SEOUL, Feb. 26 (Korea Bizwire) — Foreign investors are flocking to the safety of South Korean bonds after pulling out of stocks this year amid the spread of the new coronavirus, data showed Wednesday.
Offshore investors held 129.7 trillion won (US$107 billion) worth of listed government and corporate bonds as of Monday, up about 6 trillion won from the end of last year, according to the data from the Financial Supervisory Service.
Foreigners’ increased bond investment this year marks a turnaround from the last quarter of 2019. Their bond holdings fell to 123.7 trillion won as of end-2019 after peaking at 127.2 trillion won three months earlier.
But offshore investors have been loading up on local debt this year, with the amount soaring to 128.4 trillion won at the end of January.
Foreign holdings of South Korean bonds showed a marked increase of 4.7 trillion won between Friday and Jan. 20, when South Korea reported its first confirmed case of COVID-19.
Offshore investors’ flight to quality contrasts with their exit from the local stock market. Foreigners have sold a net 1.1 trillion won worth of local stocks this year as of Tuesday.
In particular, their net selling reached 786 billion won and 769.6 billion won on Monday and Tuesday, respectively, when the number of confirmed cases spiked.
The coronavirus scare has sent South Korean stock prices tumbling since late January, with bond yields heading south. As of early Wednesday, South Korea had 977 confirmed cases, with its death toll reaching 11.

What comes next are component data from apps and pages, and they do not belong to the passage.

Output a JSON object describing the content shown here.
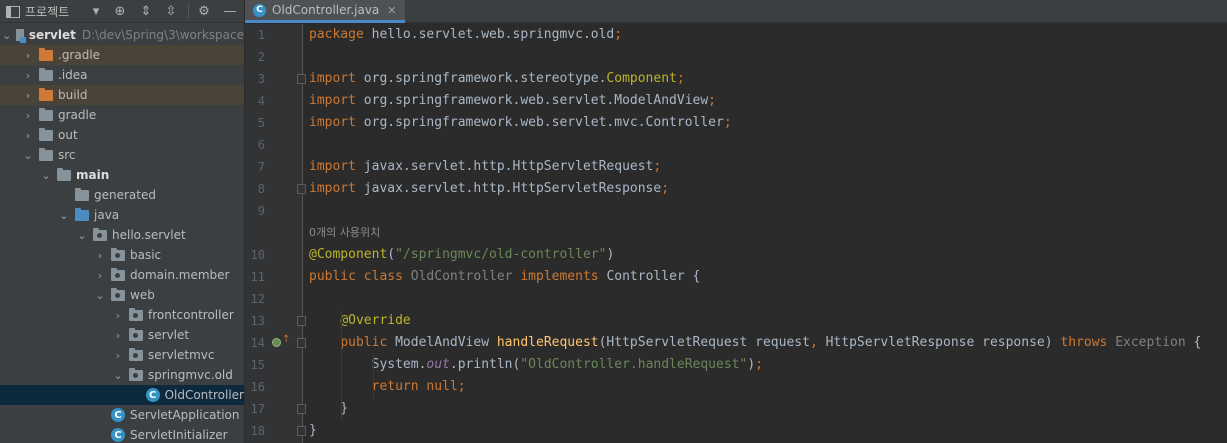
{
  "project_panel": {
    "title": "프로젝트",
    "tree": [
      {
        "label": "servlet",
        "path": "D:\\dev\\Spring\\3\\workspace",
        "depth": 0,
        "icon": "module",
        "expanded": true,
        "bold": true
      },
      {
        "label": ".gradle",
        "depth": 1,
        "icon": "folder-orange",
        "expanded": false,
        "highlight": true
      },
      {
        "label": ".idea",
        "depth": 1,
        "icon": "folder",
        "expanded": false
      },
      {
        "label": "build",
        "depth": 1,
        "icon": "folder-orange",
        "expanded": false,
        "highlight": true
      },
      {
        "label": "gradle",
        "depth": 1,
        "icon": "folder",
        "expanded": false
      },
      {
        "label": "out",
        "depth": 1,
        "icon": "folder",
        "expanded": false
      },
      {
        "label": "src",
        "depth": 1,
        "icon": "folder",
        "expanded": true
      },
      {
        "label": "main",
        "depth": 2,
        "icon": "folder",
        "expanded": true,
        "bold": true
      },
      {
        "label": "generated",
        "depth": 3,
        "icon": "folder",
        "leaf": true
      },
      {
        "label": "java",
        "depth": 3,
        "icon": "folder-blue",
        "expanded": true
      },
      {
        "label": "hello.servlet",
        "depth": 4,
        "icon": "package",
        "expanded": true
      },
      {
        "label": "basic",
        "depth": 5,
        "icon": "package",
        "expanded": false
      },
      {
        "label": "domain.member",
        "depth": 5,
        "icon": "package",
        "expanded": false
      },
      {
        "label": "web",
        "depth": 5,
        "icon": "package",
        "expanded": true
      },
      {
        "label": "frontcontroller",
        "depth": 6,
        "icon": "package",
        "expanded": false
      },
      {
        "label": "servlet",
        "depth": 6,
        "icon": "package",
        "expanded": false
      },
      {
        "label": "servletmvc",
        "depth": 6,
        "icon": "package",
        "expanded": false
      },
      {
        "label": "springmvc.old",
        "depth": 6,
        "icon": "package",
        "expanded": true
      },
      {
        "label": "OldController",
        "depth": 7,
        "icon": "class",
        "leaf": true,
        "selected": true
      },
      {
        "label": "ServletApplication",
        "depth": 5,
        "icon": "class",
        "leaf": true
      },
      {
        "label": "ServletInitializer",
        "depth": 5,
        "icon": "class",
        "leaf": true
      }
    ]
  },
  "editor": {
    "tab_label": "OldController.java",
    "usage_hint": "0개의 사용위치",
    "lines": [
      {
        "n": "1",
        "text": "package hello.servlet.web.springmvc.old;"
      },
      {
        "n": "2",
        "text": ""
      },
      {
        "n": "3",
        "text": "import org.springframework.stereotype.Component;"
      },
      {
        "n": "4",
        "text": "import org.springframework.web.servlet.ModelAndView;"
      },
      {
        "n": "5",
        "text": "import org.springframework.web.servlet.mvc.Controller;"
      },
      {
        "n": "6",
        "text": ""
      },
      {
        "n": "7",
        "text": "import javax.servlet.http.HttpServletRequest;"
      },
      {
        "n": "8",
        "text": "import javax.servlet.http.HttpServletResponse;"
      },
      {
        "n": "9",
        "text": ""
      },
      {
        "n": "10",
        "text": "@Component(\"/springmvc/old-controller\")"
      },
      {
        "n": "11",
        "text": "public class OldController implements Controller {"
      },
      {
        "n": "12",
        "text": ""
      },
      {
        "n": "13",
        "text": "    @Override"
      },
      {
        "n": "14",
        "text": "    public ModelAndView handleRequest(HttpServletRequest request, HttpServletResponse response) throws Exception {"
      },
      {
        "n": "15",
        "text": "        System.out.println(\"OldController.handleRequest\");"
      },
      {
        "n": "16",
        "text": "        return null;"
      },
      {
        "n": "17",
        "text": "    }"
      },
      {
        "n": "18",
        "text": "}"
      }
    ]
  },
  "colors": {
    "keyword": "#cc7832",
    "annotation": "#bbb529",
    "string": "#6a8759",
    "method": "#ffc66d",
    "plain": "#a9b7c6",
    "selection": "#0d293e",
    "excluded_folder_bg": "#4a4337"
  }
}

The equity market has remained shaky, with the benchmark Korea Composite Stock Price Index (KOSPI) plunging 3.1 percent on Jan. 28. The key index tanked 3.87 percent on Monday in the wake of a surge in coronavirus cases.
In contrast, bond returns have been on the decline. The yield on three-year government bonds stood at 1.237 percent Thursday, hovering below the central bank’s key interest rate of 1.25 percent.

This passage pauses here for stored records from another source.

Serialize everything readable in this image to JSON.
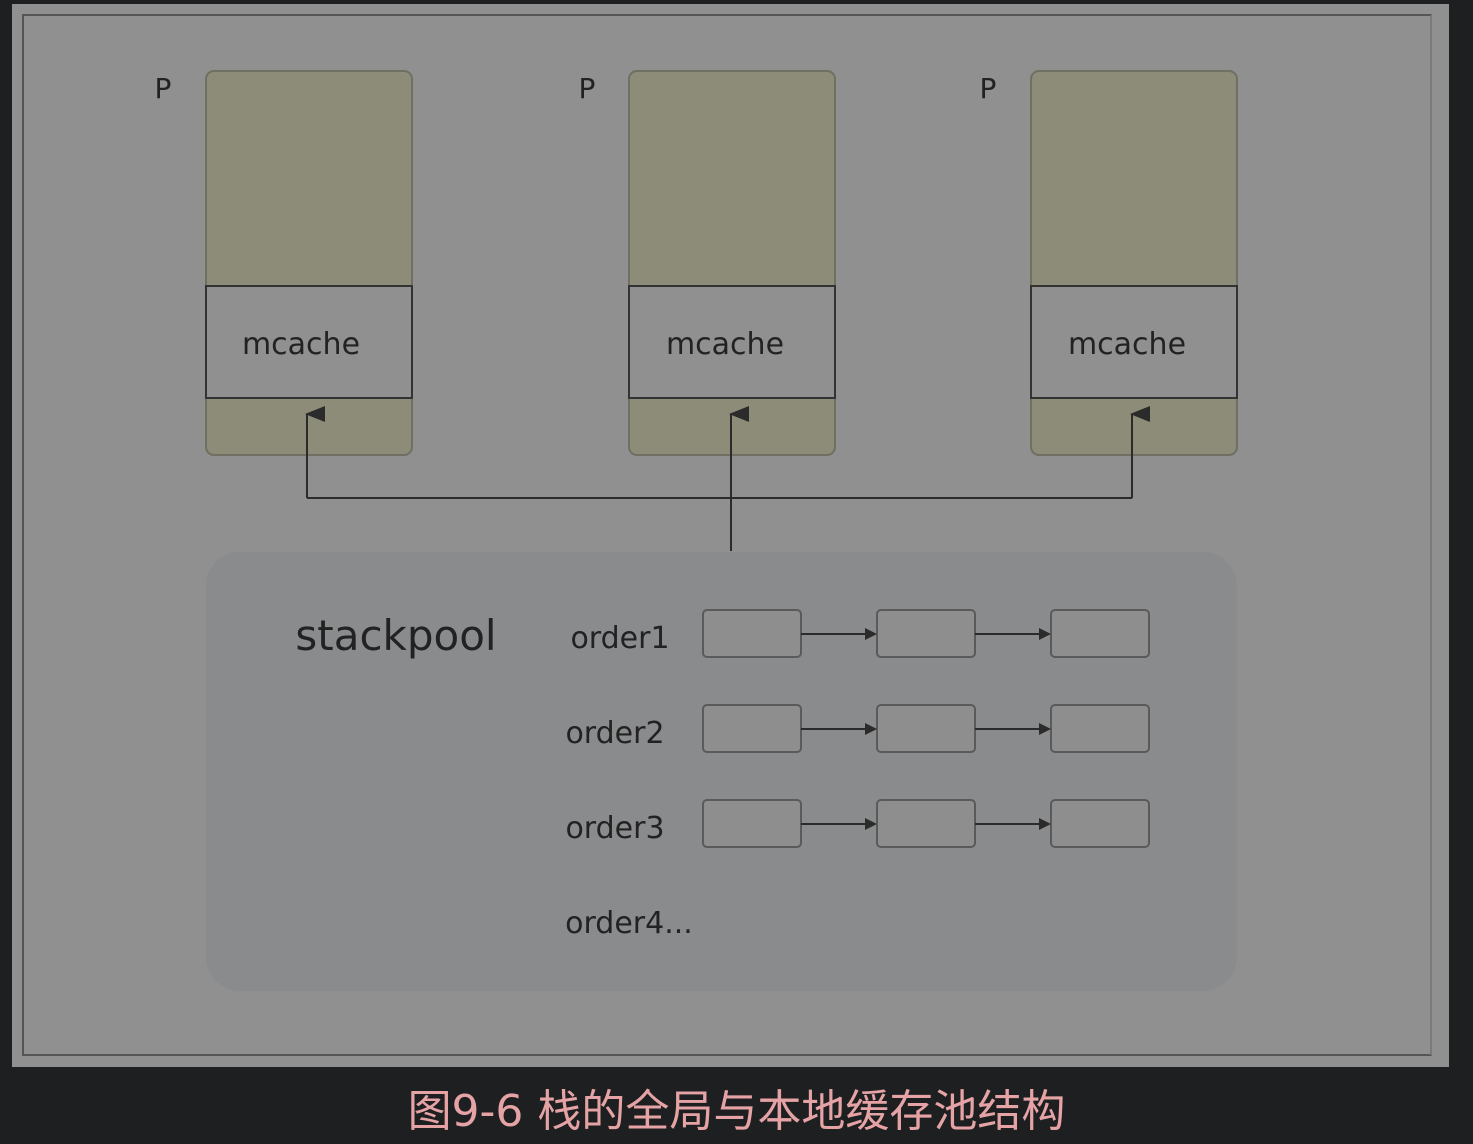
{
  "processors": [
    {
      "label": "P",
      "cache_label": "mcache"
    },
    {
      "label": "P",
      "cache_label": "mcache"
    },
    {
      "label": "P",
      "cache_label": "mcache"
    }
  ],
  "stackpool": {
    "title": "stackpool",
    "orders": [
      {
        "label": "order1",
        "nodes": 3
      },
      {
        "label": "order2",
        "nodes": 3
      },
      {
        "label": "order3",
        "nodes": 3
      },
      {
        "label": "order4...",
        "nodes": 0
      }
    ]
  },
  "caption": "图9-6 栈的全局与本地缓存池结构",
  "colors": {
    "background": "#909090",
    "processor_fill": "#8c8c78",
    "pool_fill": "#8a8b8d",
    "caption": "#e6a3a5"
  }
}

Market watchers said foreign investors’ bond investment is getting a further boost from expectations that the Bank of Korea may cut the base rate at its rate-setting meeting Thursday to help ease the virus’ impact on the economy.